While yoga may help you lose weight by adding to your calorie deficit, these studies suggest that the weight-loss benefits of yoga may be more mental than physical.
Also, keep in mind: "Weight loss with yoga alone will take longer than if you were incorporating cardio and weight lifting," Thomas says.
These modalities tend to burn more calories overall — 540 to 756 calories per hour on the elliptical and 360 to 504 calories per hour for vigorous weight lifting, per Harvard Health Publishing — and may offer the variety you need to keep your exercise routine feeling fresh and interesting.
Yoga for Body Transformation
But what about the nitty-gritty of how long it takes before yoga starts slimming away excess body fat? The Centers for Disease Control and Prevention notes that if you lose weight at a steady pace of 1 to 2 pounds per week, you're more likely to keep it off over the long term. No matter how much yoga you're doing, that's a healthy goal.
If there's some variability in your weight-loss journey, lean into yoga instead of stress. Some exercisers will see faster results in the initial weeks of their weight-loss program, while others might need a few weeks to dial in the combination of physical activity, nutrition and self-care that are the hallmarks of a successful effort to not only lose weight but keep it off long-term.
Doing Heart-Healthy Yoga
Getting in shape can also mean improving your cardiovascular health. The HSS recommends doing a minimum of 150 minutes of moderate aerobic activity per week or 75 minutes of vigorous aerobic activity. They also note that the more active forms of yoga, such as Vinyasa yoga, can count toward the time quota for moderate-intensity activity.
A small July 2018 study in the International Journal of Environmental Research and Public Health followed 13 physically inactive subjects who were split between high-intensity interval training (HIIT) and continuous intensity exercise training.

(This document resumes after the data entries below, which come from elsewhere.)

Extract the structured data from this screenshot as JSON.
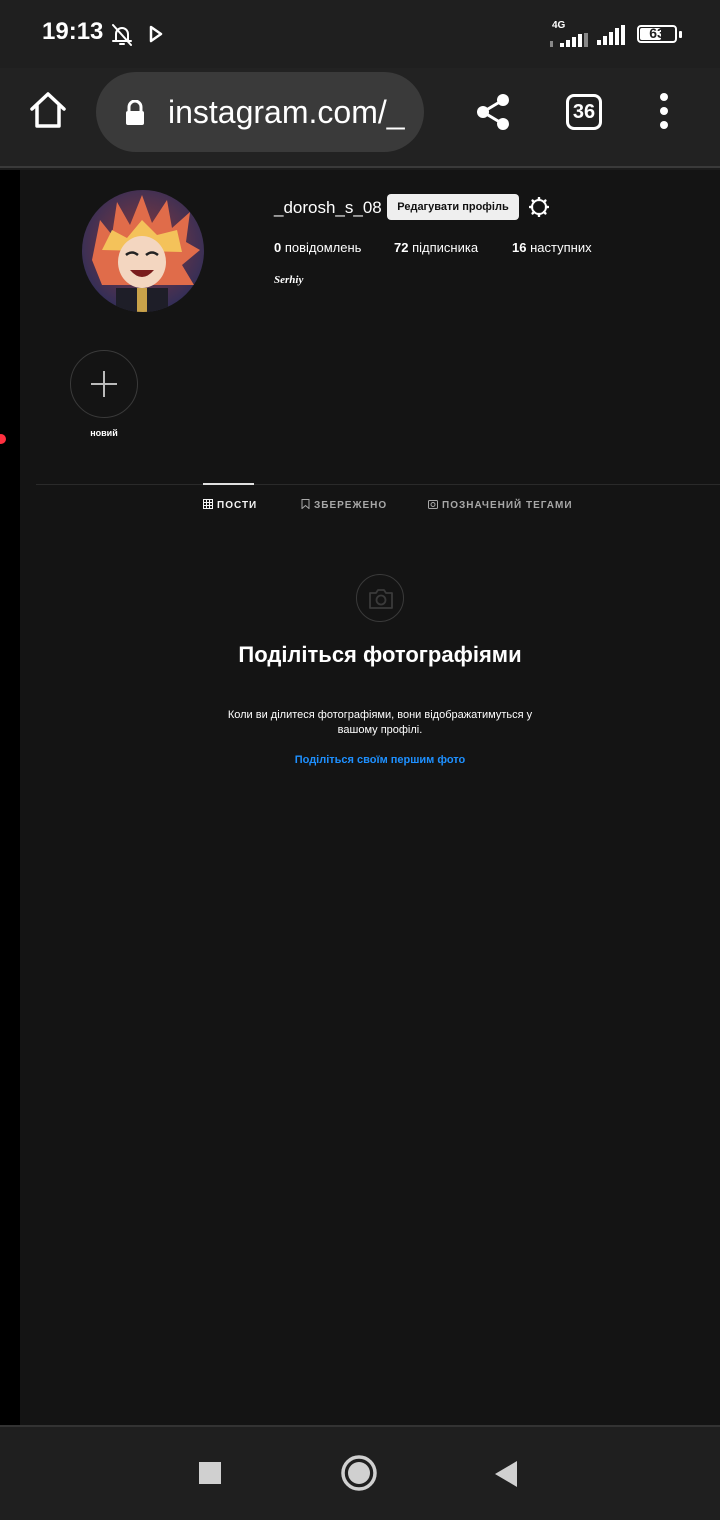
{
  "status_bar": {
    "time": "19:13",
    "network_label": "4G",
    "battery_level": 63,
    "battery_text": "63",
    "icons": [
      "bell-off-icon",
      "play-icon",
      "signal-icon",
      "signal-icon",
      "battery-icon"
    ]
  },
  "browser": {
    "url": "instagram.com/_",
    "tab_count": "36",
    "icons": [
      "home-icon",
      "lock-icon",
      "share-icon",
      "tabs-icon",
      "more-vert-icon"
    ]
  },
  "profile": {
    "username": "_dorosh_s_08",
    "edit_button": "Редагувати профіль",
    "stats": [
      {
        "count": "0",
        "label": "повідомлень"
      },
      {
        "count": "72",
        "label": "підписника"
      },
      {
        "count": "16",
        "label": "наступних"
      }
    ],
    "full_name": "Serhiy"
  },
  "highlights": {
    "new_label": "новий"
  },
  "tabs": [
    {
      "label": "ПОСТИ",
      "icon": "grid-icon",
      "active": true
    },
    {
      "label": "ЗБЕРЕЖЕНО",
      "icon": "bookmark-icon",
      "active": false
    },
    {
      "label": "ПОЗНАЧЕНИЙ ТЕГАМИ",
      "icon": "tag-icon",
      "active": false
    }
  ],
  "empty_state": {
    "title": "Поділіться фотографіями",
    "text": "Коли ви ділитеся фотографіями, вони відображатимуться у вашому профілі.",
    "link": "Поділіться своїм першим фото"
  },
  "colors": {
    "link": "#1e90ff",
    "page_bg": "#141414",
    "notification_dot": "#ff3040"
  },
  "nav_bar": {
    "icons": [
      "recents-square-icon",
      "home-circle-icon",
      "back-triangle-icon"
    ]
  }
}
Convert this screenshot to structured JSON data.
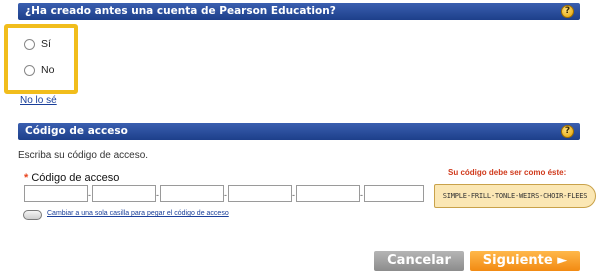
{
  "section1": {
    "title": "¿Ha creado antes una cuenta de Pearson Education?",
    "help_icon": "question-icon",
    "options": [
      {
        "label": "Sí",
        "selected": false
      },
      {
        "label": "No",
        "selected": false
      }
    ],
    "unknown_link": "No lo sé",
    "highlight_color": "#f1bd1c"
  },
  "section2": {
    "title": "Código de acceso",
    "help_icon": "question-icon",
    "instruction": "Escriba su código de acceso.",
    "required_marker": "*",
    "field_label": "Código de acceso",
    "code_boxes": [
      "",
      "",
      "",
      "",
      "",
      ""
    ],
    "single_box_link": "Cambiar a una sola casilla para pegar el código de acceso",
    "example_caption": "Su código debe ser como éste:",
    "example_code": "SIMPLE-FRILL-TONLE-WEIRS-CHOIR-FLEES"
  },
  "buttons": {
    "cancel": "Cancelar",
    "next": "Siguiente ►"
  },
  "colors": {
    "header_blue": "#1d3f8a",
    "next_orange": "#f28a12",
    "required_red": "#e8451e",
    "caption_red": "#d0391b"
  }
}
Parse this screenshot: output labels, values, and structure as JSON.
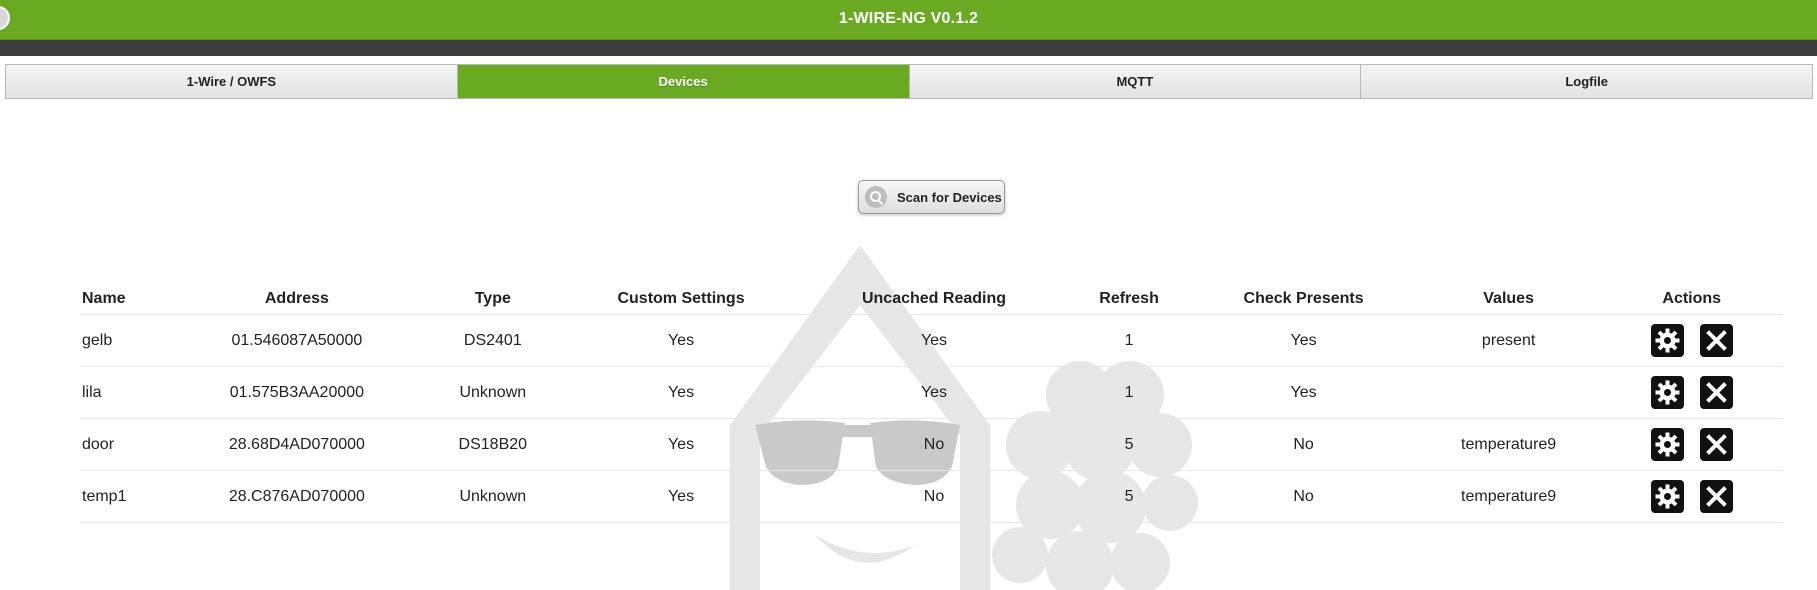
{
  "app": {
    "title": "1-WIRE-NG V0.1.2"
  },
  "tabs": [
    {
      "label": "1-Wire / OWFS",
      "active": false
    },
    {
      "label": "Devices",
      "active": true
    },
    {
      "label": "MQTT",
      "active": false
    },
    {
      "label": "Logfile",
      "active": false
    }
  ],
  "scan": {
    "label": "Scan for Devices",
    "icon": "search-icon"
  },
  "table": {
    "headers": [
      "Name",
      "Address",
      "Type",
      "Custom Settings",
      "Uncached Reading",
      "Refresh",
      "Check Presents",
      "Values",
      "Actions"
    ],
    "rows": [
      {
        "name": "gelb",
        "address": "01.546087A50000",
        "type": "DS2401",
        "custom": "Yes",
        "uncached": "Yes",
        "refresh": "1",
        "check": "Yes",
        "values": "present"
      },
      {
        "name": "lila",
        "address": "01.575B3AA20000",
        "type": "Unknown",
        "custom": "Yes",
        "uncached": "Yes",
        "refresh": "1",
        "check": "Yes",
        "values": ""
      },
      {
        "name": "door",
        "address": "28.68D4AD070000",
        "type": "DS18B20",
        "custom": "Yes",
        "uncached": "No",
        "refresh": "5",
        "check": "No",
        "values": "temperature9"
      },
      {
        "name": "temp1",
        "address": "28.C876AD070000",
        "type": "Unknown",
        "custom": "Yes",
        "uncached": "No",
        "refresh": "5",
        "check": "No",
        "values": "temperature9"
      }
    ],
    "action_icons": [
      "gear-icon",
      "close-icon"
    ]
  },
  "colors": {
    "accent": "#6aaa23",
    "darkbar": "#3c3c3c",
    "watermark": "#e6e6e6"
  }
}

Both groups showed better cardiac auto-regulation (a mechanism that ensures constant blood flow to organs) after just two weeks, although it's worth noting that the HIIT group showed significantly more benefits. But ultimately, anything that gets you moving is beneficial.
With that said, it's much more common for studies measuring cardiovascular health to run for 12 weeks (three months) or more. However, if you're diligent in your yoga practice, you'll probably notice the workouts getting easier in less than that time — often as little as a few weeks.
As with strength training, if you prefer the gentler, restorative forms of yoga, they certainly can contribute to good health — but you should supplement your yoga practice with other types of exercise to make sure you meet the HHS guidelines for good health. Walking, swimming, cycling and doing group dance classes are just a few examples of how you can improve your fitness when you're not in the yoga studio.
- Harvard Health Publishing: "Calories Burned in 30 Minutes for People of Three Different Weights"
- International Journal of Behavioral Nutrition and Physical Activity: "Yoga's Potential for Promoting Healthy Eating and Physical Activity Behaviors Among Young Adults: A Mixed-Methods Study"
- Evidence-Based Complementary and Alternative Medicine: "A Different Weight Loss Experience: A Qualitative Study Exploring the Behavioral, Physical, and Psychosocial Changes Associated With Yoga That Promote Weight Loss"
- Centers for Disease Control and Prevention: "Losing Weight"
- International Journal of Environmental Research and Public Health: "The Effects of High-Intensity Interval Training vs. Moderate-Intensity Continuous Training on Heart Rate Variability in Physically Inactive Adults"
- University of New Mexico: "Resistance Training: Adaptations and Health Implications"
- Mayo Clinic: "Strength Training: Get Stronger, Leaner, Healthier"